AD&D never proved as different as Gygax claimed. His new version of D&D remained roughly compatible with the original. Supposedly, AD&D featured strict rules while original D&D featured room for customization, but everyone—even Gygax—changed and ignored AD&D rules to suit their tastes. Later, Gygax wrote, “I just DMed on the fly, so to speak, and didn’t use the rules books except for random encounters, monster stats, and treasure.”
Why did Gygax vehemently argue that AD&D held “no similarity” to D&D when the game’s fans found the claim laughable?
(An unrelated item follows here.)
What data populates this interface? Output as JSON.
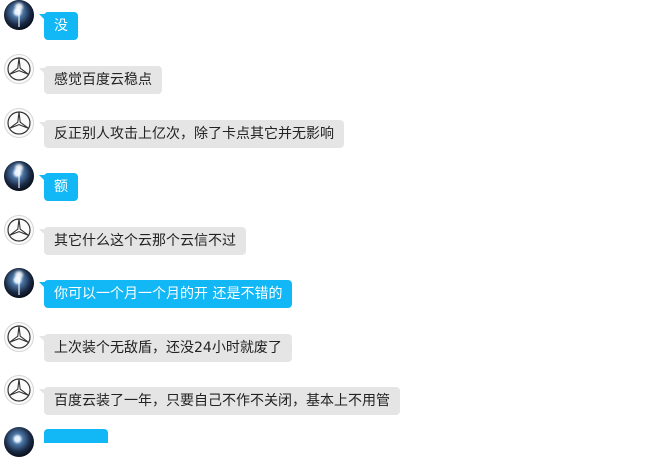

Because D&D co-creator Dave Arneson felt that TSR owed him royalties for AD&D, while the company claimed Arneson only deserved royalties for the original game.
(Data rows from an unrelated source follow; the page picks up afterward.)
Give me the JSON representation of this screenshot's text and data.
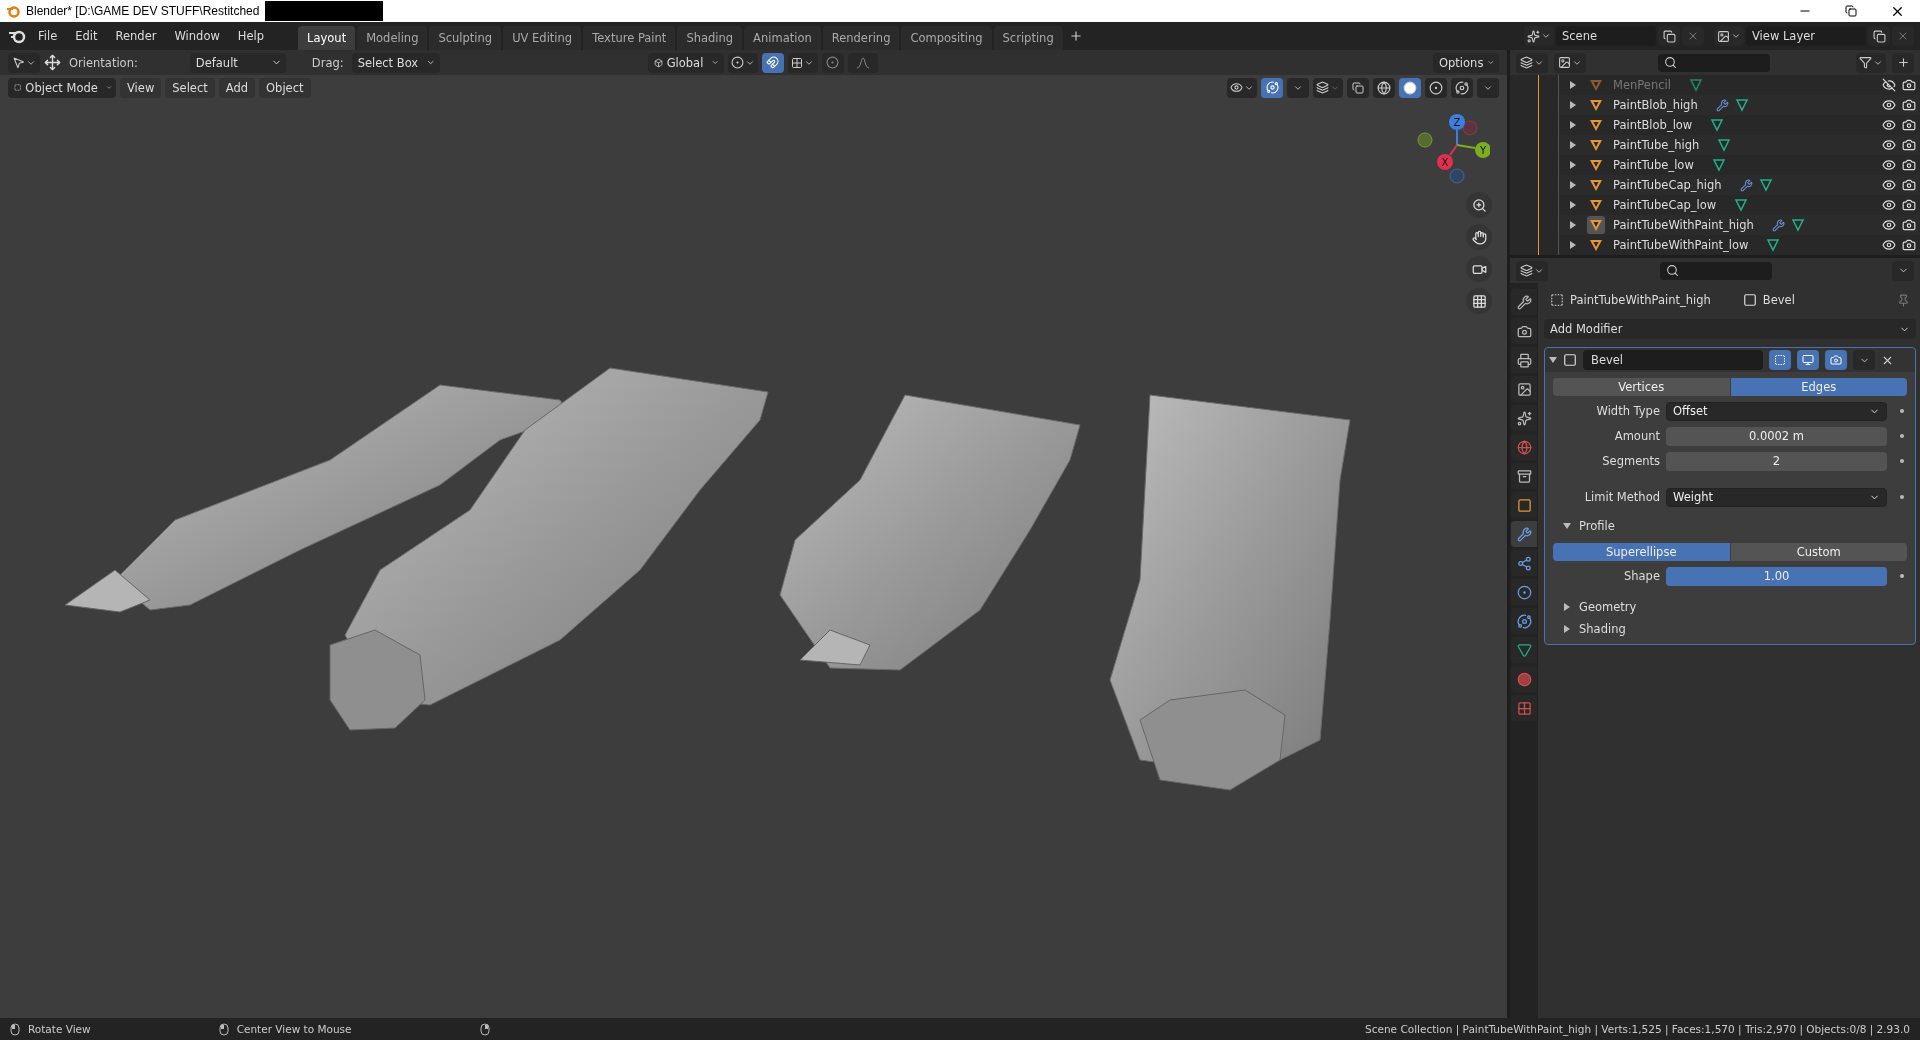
{
  "window": {
    "title": "Blender* [D:\\GAME DEV STUFF\\Restitched"
  },
  "menu": [
    "File",
    "Edit",
    "Render",
    "Window",
    "Help"
  ],
  "workspaces": [
    {
      "label": "Layout",
      "selected": true
    },
    {
      "label": "Modeling",
      "selected": false
    },
    {
      "label": "Sculpting",
      "selected": false
    },
    {
      "label": "UV Editing",
      "selected": false
    },
    {
      "label": "Texture Paint",
      "selected": false
    },
    {
      "label": "Shading",
      "selected": false
    },
    {
      "label": "Animation",
      "selected": false
    },
    {
      "label": "Rendering",
      "selected": false
    },
    {
      "label": "Compositing",
      "selected": false
    },
    {
      "label": "Scripting",
      "selected": false
    }
  ],
  "scene": "Scene",
  "view_layer": "View Layer",
  "tool_settings": {
    "orientation_label": "Orientation:",
    "orientation": "Default",
    "drag_label": "Drag:",
    "drag": "Select Box",
    "transform": "Global",
    "snap_on": true,
    "options": "Options"
  },
  "viewport_header": {
    "mode": "Object Mode",
    "menus": [
      "View",
      "Select",
      "Add",
      "Object"
    ],
    "gizmo_on": true,
    "shading": [
      {
        "kind": "wireframe",
        "selected": false
      },
      {
        "kind": "solid",
        "selected": true
      },
      {
        "kind": "material",
        "selected": false
      },
      {
        "kind": "rendered",
        "selected": false
      }
    ]
  },
  "gizmo": {
    "x": "X",
    "y": "Y",
    "z": "Z"
  },
  "outliner": {
    "items": [
      {
        "name": "MenPencil",
        "modifier": false,
        "visible": false,
        "active": false
      },
      {
        "name": "PaintBlob_high",
        "modifier": true,
        "visible": true,
        "active": false
      },
      {
        "name": "PaintBlob_low",
        "modifier": false,
        "visible": true,
        "active": false
      },
      {
        "name": "PaintTube_high",
        "modifier": false,
        "visible": true,
        "active": false
      },
      {
        "name": "PaintTube_low",
        "modifier": false,
        "visible": true,
        "active": false
      },
      {
        "name": "PaintTubeCap_high",
        "modifier": true,
        "visible": true,
        "active": false
      },
      {
        "name": "PaintTubeCap_low",
        "modifier": false,
        "visible": true,
        "active": false
      },
      {
        "name": "PaintTubeWithPaint_high",
        "modifier": true,
        "visible": true,
        "active": true
      },
      {
        "name": "PaintTubeWithPaint_low",
        "modifier": false,
        "visible": true,
        "active": false
      }
    ]
  },
  "property_tabs": [
    {
      "kind": "tool",
      "selected": false
    },
    {
      "kind": "render",
      "selected": false
    },
    {
      "kind": "output",
      "selected": false
    },
    {
      "kind": "view_layer",
      "selected": false
    },
    {
      "kind": "scene",
      "selected": false
    },
    {
      "kind": "world",
      "selected": false
    },
    {
      "kind": "collection",
      "selected": false
    },
    {
      "kind": "object",
      "selected": false
    },
    {
      "kind": "modifiers",
      "selected": true
    },
    {
      "kind": "particles",
      "selected": false
    },
    {
      "kind": "physics",
      "selected": false
    },
    {
      "kind": "constraints",
      "selected": false
    },
    {
      "kind": "data",
      "selected": false
    },
    {
      "kind": "material",
      "selected": false
    },
    {
      "kind": "texture",
      "selected": false
    }
  ],
  "properties": {
    "object": "PaintTubeWithPaint_high",
    "modifier": "Bevel",
    "add_modifier": "Add Modifier",
    "bevel": {
      "name": "Bevel",
      "expanded": true,
      "affect": [
        {
          "label": "Vertices",
          "selected": false
        },
        {
          "label": "Edges",
          "selected": true
        }
      ],
      "fields": [
        {
          "label": "Width Type",
          "value": "Offset",
          "kind": "dropdown"
        },
        {
          "label": "Amount",
          "value": "0.0002 m",
          "kind": "number"
        },
        {
          "label": "Segments",
          "value": "2",
          "kind": "number"
        },
        {
          "label": "Limit Method",
          "value": "Weight",
          "kind": "dropdown"
        }
      ],
      "profile": {
        "label": "Profile",
        "expanded": true,
        "types": [
          {
            "label": "Superellipse",
            "selected": true
          },
          {
            "label": "Custom",
            "selected": false
          }
        ],
        "shape_label": "Shape",
        "shape_value": "1.00",
        "level": 1
      },
      "sections": [
        {
          "label": "Geometry",
          "expanded": false
        },
        {
          "label": "Shading",
          "expanded": false
        }
      ]
    }
  },
  "status_bar": {
    "hints": [
      "Rotate View",
      "Center View to Mouse"
    ],
    "info": "Scene Collection | PaintTubeWithPaint_high | Verts:1,525 | Faces:1,570 | Tris:2,970 | Objects:0/8 | 2.93.0"
  }
}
From Dave Arneson’s perspective, D&D came from his ideas. He had started with a sort of miniature game that had existed for generations and that appealed a tiny hobby, and then he had added the concepts that made a revolutionary game. Arneson invented a game where each player controlled a single character, and where a referee enabled players to attempt any action. He discovered the fun of looting dungeons. His fantasy game added characters defined by numeric attributes, and characters who could improve through experience.
From Gary Gygax’s perspective, he had labored for years on D&D. He had turned 20 pages of notes into the original rules. He had bet every cent he could scrape together on publishing an odd, risky game. In supplements and magazine articles, he enriched D&D. He defended it in letters and editorials. His friend Frank Mentzer wrote that for D&D, Gygax “paid the costs in stress on himself, his marriage, family, and friends.” Arneson had only planted an idea.
Dave Arneson and Gary Gygax each argued that D&D’s success rested on his contribution. Both were correct, but that didn’t make sharing the wealth any easier. The court fight lasted until March 1981. The settlement granted Arneson a royalty of 2.5% of the cover price of core AD&D books. (In 1985, Arneson sued TSR again. His lawyers argued that the Monster Manual II—a collection of new monsters—qualified as a “revision” of the Monster Manual. Stop laughing. The court agreed.)
After Wizards of the Coast purchased TSR, they dropped the “Advanced” brand for the game’s third edition. In 30 Years of Adventure, Wizards CEO Peter Adkison wrote, Arneson “was supposed to get a royalty off of any product TSR published in the Dungeons & Dragons line. Previous owners ‘got around’ this royalty by publishing everything as Advanced Dungeons & Dragons. To me this seemed silly. I talked with Dave, and we agreed that he would release all claims to Dungeons & Dragons if I simply gave him a big check. I did.”
For the full story, see Basic and Advanced—The Time Dungeons & Dragons Split Into Two Games.
Next: Number 4.